Valve's newest update to their Steam system for games is a feature called Steam Tags. This update will allow users - not just the developers behind games and apps - the ability to tag games and apps. This update is still in Beta mode, but is live for the public now.
This week the folks at Valve have released Steam Music Beta, a local music service that'll allow you to easily play music while you play games with SteamOS. THis service will be added to any machine running SteamOS, and is automatically added to any build for users working with the Steam Client Beta. To access this bit through the Steam Client Beta, users have only to head into System Settings.
Valve launched its SteamOS a while back as an effort to get its own free computer operating system on the market. SteamOS entered beta and was available for those who wanted to try it out to download in December 2013. The beta OS proved to be popular and early on it was difficult to download due to the glut of traffic trying to grab the 960MB file.
This week the folks at Valve have introduced a new Beta release - the second of two so far, that is - of SteamOS. This operating system is delivered in an ISO file, coming now with the ability to install to non-UEFI systems. This update includes work done by the developers known as directhex and ecliptik who created the system called "Ye Olde SteamOSe".
Each Steam Machine coming to the market later this year will be unique - that's the message we're getting from groups like iBuyPower and Falcon Northwest here in the first month of the year. Speaking with the creators of the SteamOS devices that'll be arriving inside the second half of the year, it would seem as though they've got some time to fill - it's Valve, after all, that'll be deciding when the devices are actually allowed to be released as it's Valve that has to release the final software build and the Steam Controllers that go with the machines for final market readiness. Today we're looking at what iBuyPower is doing, specifically, to make their Steam Machine an ideal release.
If you've seen the NVIDIA SHIELD handheld gaming device working with streaming PC gaming in a home network, you know how it works - potentially - with Steam's Big Picture mode. Now Valve is taking this sort of functionality and pushing it to many devices. At the moment, they're calling this "Steam in-home streaming" a beta, and they're releasing it to developer partners and other odd testers this week.

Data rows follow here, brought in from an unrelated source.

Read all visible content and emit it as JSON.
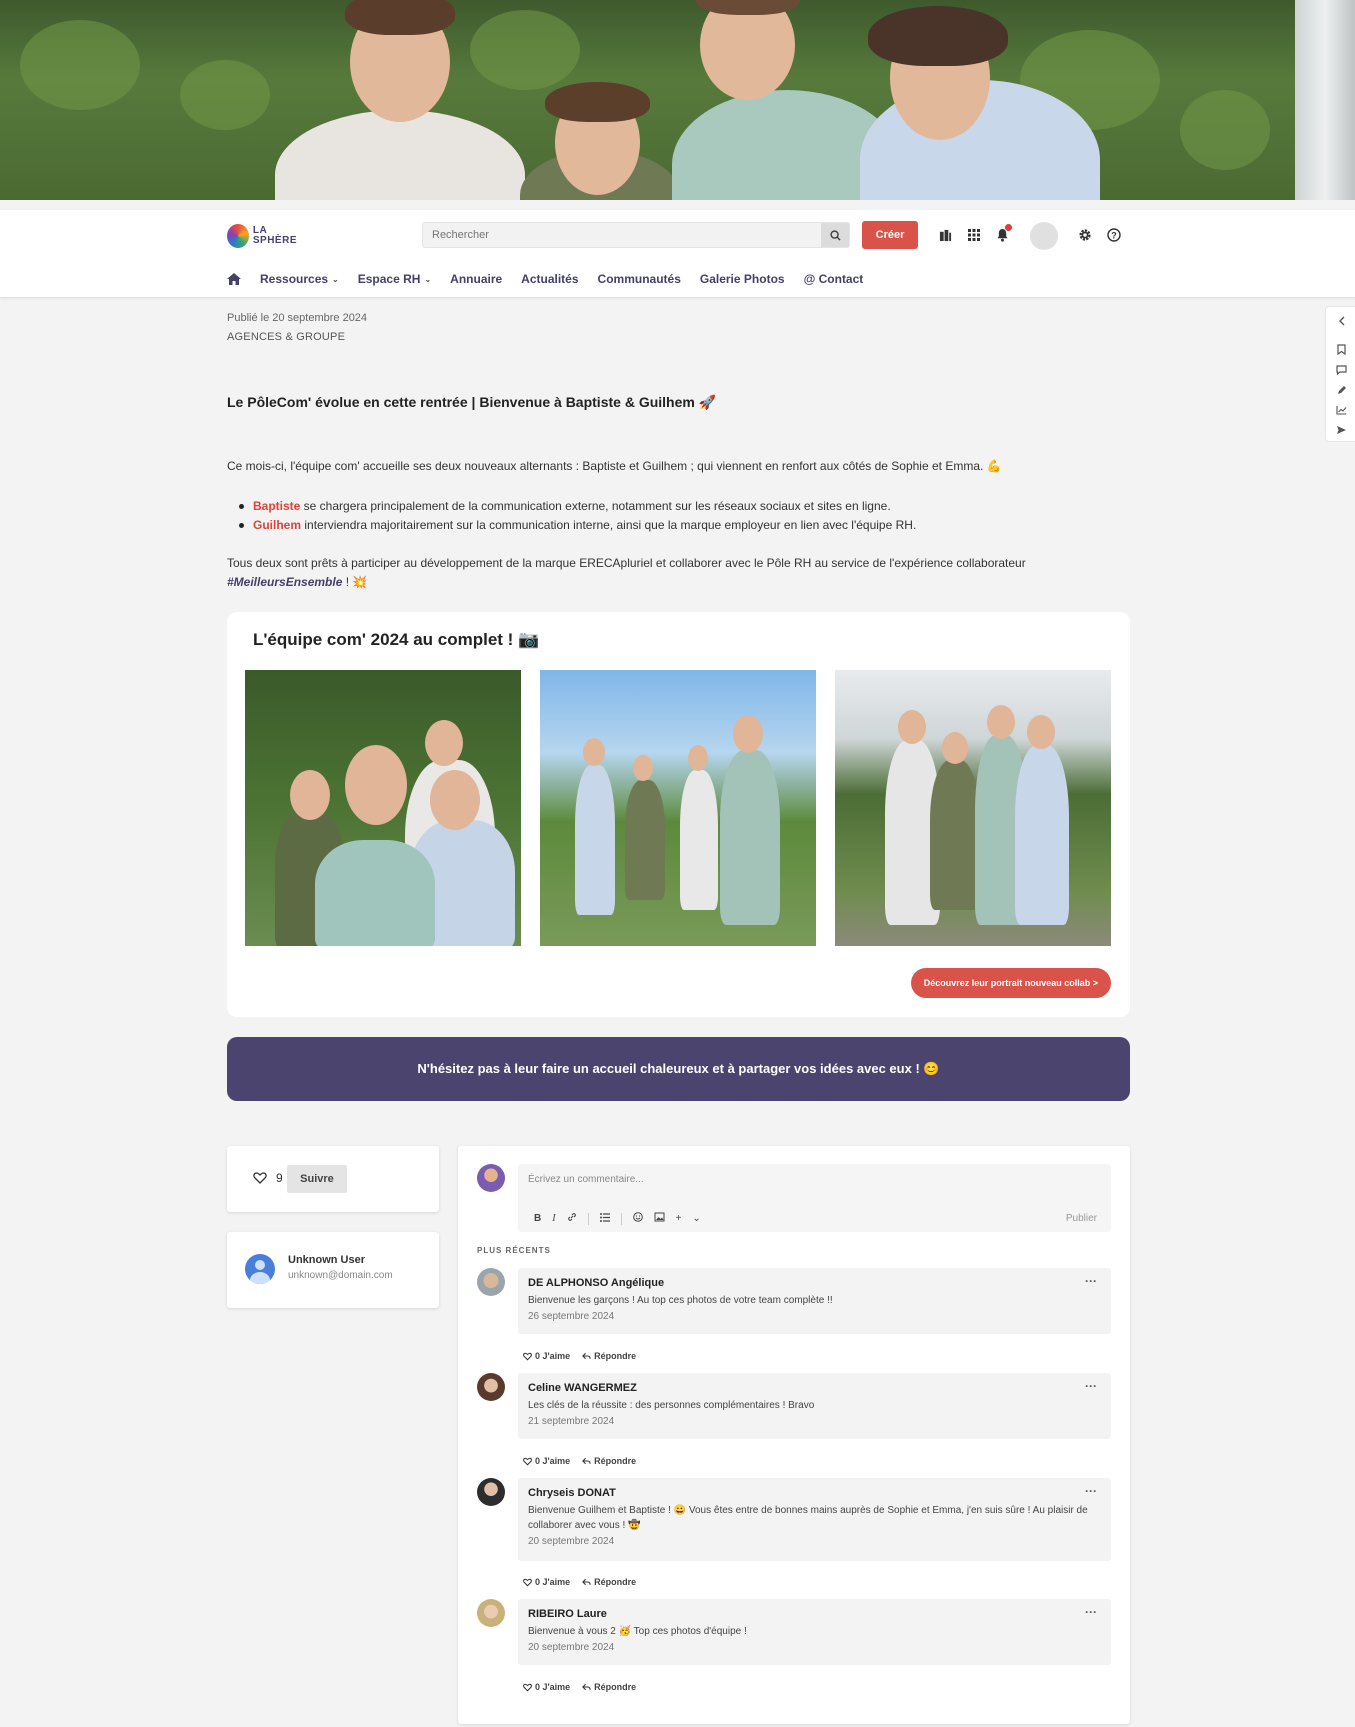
{
  "header": {
    "logo_line1": "LA",
    "logo_line2": "SPHÈRE",
    "search_placeholder": "Rechercher",
    "create_label": "Créer"
  },
  "nav": {
    "items": [
      {
        "label": "Ressources",
        "has_dropdown": true
      },
      {
        "label": "Espace RH",
        "has_dropdown": true
      },
      {
        "label": "Annuaire",
        "has_dropdown": false
      },
      {
        "label": "Actualités",
        "has_dropdown": false
      },
      {
        "label": "Communautés",
        "has_dropdown": false
      },
      {
        "label": "Galerie Photos",
        "has_dropdown": false
      },
      {
        "label": "@ Contact",
        "has_dropdown": false
      }
    ]
  },
  "article": {
    "published": "Publié le 20 septembre 2024",
    "category": "AGENCES & GROUPE",
    "title": "Le PôleCom' évolue en cette rentrée | Bienvenue à Baptiste & Guilhem 🚀",
    "intro": "Ce mois-ci, l'équipe com' accueille ses deux nouveaux alternants : Baptiste et Guilhem ; qui viennent en renfort aux côtés de Sophie et Emma. 💪",
    "bullets": [
      {
        "name": "Baptiste",
        "text": " se chargera principalement de la communication externe, notamment sur les réseaux sociaux et sites en ligne."
      },
      {
        "name": "Guilhem",
        "text": " interviendra majoritairement sur la communication interne, ainsi que la marque employeur en lien avec l'équipe RH."
      }
    ],
    "closing": "Tous deux sont prêts à participer au développement de la marque ERECApluriel et collaborer avec le Pôle RH au service de l'expérience collaborateur",
    "hashtag": "#MeilleursEnsemble",
    "closing_end": " ! 💥"
  },
  "gallery": {
    "title": "L'équipe com' 2024 au complet ! 📷",
    "button_label": "Découvrez leur portrait nouveau collab >"
  },
  "banner": {
    "text": "N'hésitez pas à leur faire un accueil chaleureux et à partager vos idées avec eux ! 😊"
  },
  "sidebar": {
    "like_count": "9",
    "follow_label": "Suivre",
    "user_name": "Unknown User",
    "user_email": "unknown@domain.com"
  },
  "comments": {
    "placeholder": "Écrivez un commentaire...",
    "publish_label": "Publier",
    "section_label": "PLUS RÉCENTS",
    "like_label": "0 J'aime",
    "reply_label": "Répondre",
    "items": [
      {
        "author": "DE ALPHONSO Angélique",
        "text": "Bienvenue les garçons ! Au top ces photos de votre team complète !!",
        "date": "26 septembre 2024"
      },
      {
        "author": "Celine WANGERMEZ",
        "text": "Les clés de la réussite : des personnes complémentaires ! Bravo",
        "date": "21 septembre 2024"
      },
      {
        "author": "Chryseis DONAT",
        "text": "Bienvenue Guilhem et Baptiste ! 😀 Vous êtes entre de bonnes mains auprès de Sophie et Emma, j'en suis sûre ! Au plaisir de collaborer avec vous ! 🤠",
        "date": "20 septembre 2024"
      },
      {
        "author": "RIBEIRO Laure",
        "text": "Bienvenue à vous 2 🥳 Top ces photos d'équipe !",
        "date": "20 septembre 2024"
      }
    ]
  },
  "colors": {
    "accent": "#d9534a",
    "brand": "#4a446f"
  }
}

There’s a bit of chatter surrounding the Valve event series going on this week inside the virtual reality landscape, starting with what’s called SteamVR. This system was introduced in beta just before Steam Dev Days began, and has since been shown by Programmer Joe at Valve to be working in full Beta mode in Steam Big Picture mode with the Oculus Rift developer device. There’s also a Valve-made device being shown at Dev Days for developers to try out for themselves.

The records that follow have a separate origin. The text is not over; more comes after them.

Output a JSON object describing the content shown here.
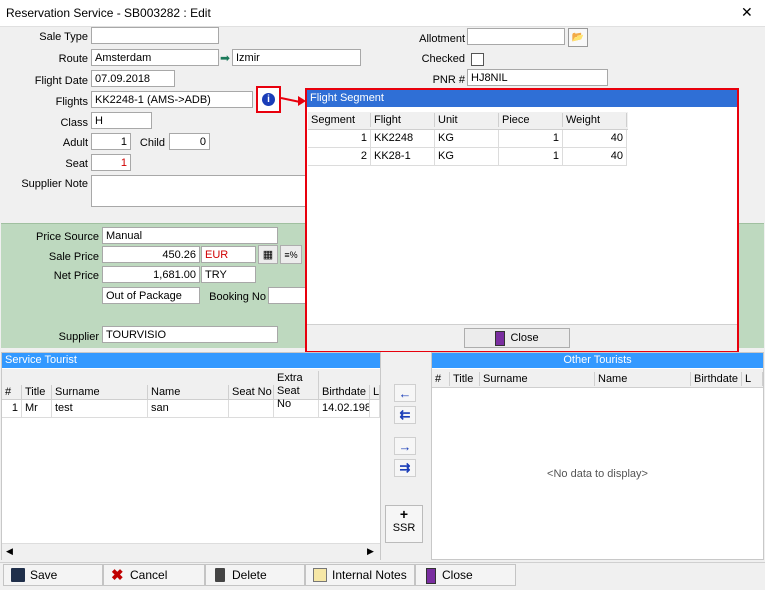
{
  "window": {
    "title": "Reservation Service - SB003282 : Edit",
    "close_glyph": "✕"
  },
  "form": {
    "sale_type_label": "Sale Type",
    "sale_type_value": "",
    "route_label": "Route",
    "route_from": "Amsterdam",
    "route_to": "Izmir",
    "flight_date_label": "Flight Date",
    "flight_date_value": "07.09.2018",
    "flights_label": "Flights",
    "flights_value": "KK2248-1 (AMS->ADB)",
    "class_label": "Class",
    "class_value": "H",
    "adult_label": "Adult",
    "adult_value": "1",
    "child_label": "Child",
    "child_value": "0",
    "seat_label": "Seat",
    "seat_value": "1",
    "supplier_note_label": "Supplier Note",
    "supplier_note_value": "",
    "allotment_label": "Allotment",
    "allotment_value": "",
    "checked_label": "Checked",
    "pnr_label": "PNR #",
    "pnr_value": "HJ8NIL"
  },
  "price": {
    "price_source_label": "Price Source",
    "price_source_value": "Manual",
    "sale_price_label": "Sale Price",
    "sale_price_value": "450.26",
    "sale_currency": "EUR",
    "net_price_label": "Net Price",
    "net_price_value": "1,681.00",
    "net_currency": "TRY",
    "package_value": "Out of Package",
    "booking_no_label": "Booking No",
    "booking_no_value": "",
    "supplier_label": "Supplier",
    "supplier_value": "TOURVISIO",
    "calc_glyph": "▦",
    "percent_glyph": "≡%"
  },
  "flight_segment": {
    "title": "Flight Segment",
    "columns": [
      "Segment",
      "Flight",
      "Unit",
      "Piece",
      "Weight"
    ],
    "rows": [
      {
        "segment": "1",
        "flight": "KK2248",
        "unit": "KG",
        "piece": "1",
        "weight": "40"
      },
      {
        "segment": "2",
        "flight": "KK28-1",
        "unit": "KG",
        "piece": "1",
        "weight": "40"
      }
    ],
    "close_label": "Close"
  },
  "service_tourist": {
    "title": "Service Tourist",
    "columns": [
      "#",
      "Title",
      "Surname",
      "Name",
      "Seat No",
      "Extra\nSeat No",
      "Birthdate",
      "L"
    ],
    "rows": [
      {
        "num": "1",
        "title": "Mr",
        "surname": "test",
        "name": "san",
        "seat": "",
        "extra": "",
        "birthdate": "14.02.198"
      }
    ]
  },
  "other_tourists": {
    "title": "Other Tourists",
    "columns": [
      "#",
      "Title",
      "Surname",
      "Name",
      "Birthdate",
      "L"
    ],
    "empty_text": "<No data to display>"
  },
  "transfer": {
    "left_one": "←",
    "left_all": "⇇",
    "right_one": "→",
    "right_all": "⇉",
    "ssr_plus": "+",
    "ssr_label": "SSR"
  },
  "bottom": {
    "save": "Save",
    "cancel": "Cancel",
    "delete": "Delete",
    "internal_notes": "Internal Notes",
    "close": "Close"
  },
  "colors": {
    "green_panel": "#bed9bf",
    "selection_blue": "#3399ff",
    "popup_red": "#e8000d",
    "popup_title": "#2f6fd6"
  }
}
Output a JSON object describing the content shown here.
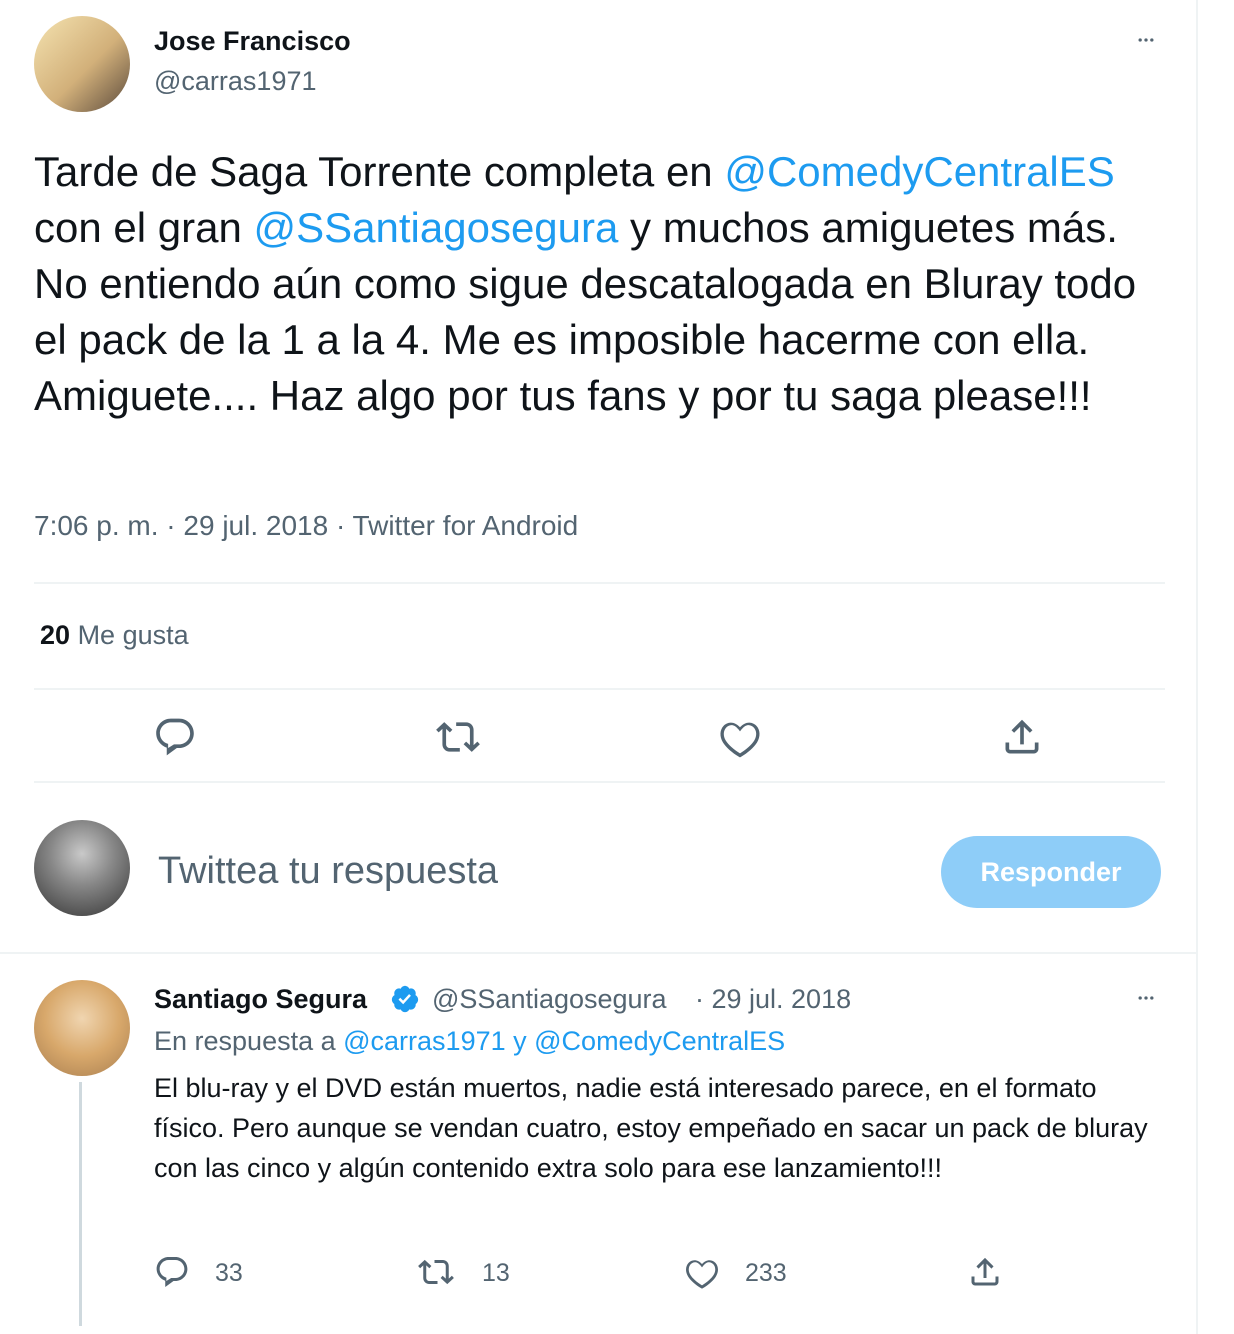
{
  "main_tweet": {
    "author_name": "Jose Francisco",
    "author_handle": "@carras1971",
    "text_parts": {
      "p1": "Tarde de Saga Torrente completa en ",
      "m1": "@ComedyCentralES",
      "p2": " con el gran ",
      "m2": "@SSantiagosegura",
      "p3": " y muchos amiguetes más. No entiendo aún como sigue descatalogada en Bluray todo el pack de la 1 a la 4. Me es imposible hacerme con ella. Amiguete.... Haz algo por tus fans y por tu saga please!!!"
    },
    "meta": "7:06 p. m. · 29 jul. 2018 · Twitter for Android",
    "likes_count": "20",
    "likes_label": "Me gusta"
  },
  "reply_box": {
    "placeholder": "Twittea tu respuesta",
    "button_label": "Responder"
  },
  "reply_tweet": {
    "author_name": "Santiago Segura",
    "author_handle": "@SSantiagosegura",
    "date": "· 29 jul. 2018",
    "in_reply_prefix": "En respuesta a ",
    "in_reply_m1": "@carras1971",
    "in_reply_and": " y ",
    "in_reply_m2": "@ComedyCentralES",
    "text": "El blu-ray y el DVD están muertos, nadie está interesado parece, en el formato físico. Pero aunque se vendan cuatro, estoy empeñado en sacar un pack de bluray con las cinco y algún contenido extra solo para ese lanzamiento!!!",
    "reply_count": "33",
    "retweet_count": "13",
    "like_count": "233"
  },
  "icons": {
    "more": "more-icon",
    "reply": "reply-icon",
    "retweet": "retweet-icon",
    "like": "heart-icon",
    "share": "share-icon",
    "verified": "verified-badge-icon"
  },
  "colors": {
    "accent": "#1d9bf0",
    "muted_text": "#536471",
    "button_disabled": "#8ecdf8"
  }
}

One of the most high-end-friendly builds to be shown in Valve’s first wave of Steam Machines revealed at CES 2014 was the Falcon Northwest Tiki, a tower with a price range topping out at $6,000 USD. According to Falcon Northwest President Kelt Reeves, the range they’ve offered thus far is just an early estimate, one that pre-supposes SteamOS users will have wants and needs all over the spectrum, not just at one single price-point with a single configuration. It would seem that not every Steam Machine manufacturer is attempting to make a gaming console.
In a manner similar to that of the annual Google I/O device (or devices) given to attendees of the developer conference comes Steam DevDays presenting of a Gigabyte BRIX Pro Steam Machine to everyone that's coming with on this gaming project. This is significant for several reasons, one of which involves the re-solidification of the idea that SteamOS will be a real player in the gaming console universe in the days ahead. The second is the fact that, outside of those users that've transformed their own BRIX Pro machines to be Steam Machines, no such device existed (on a market level) before this event.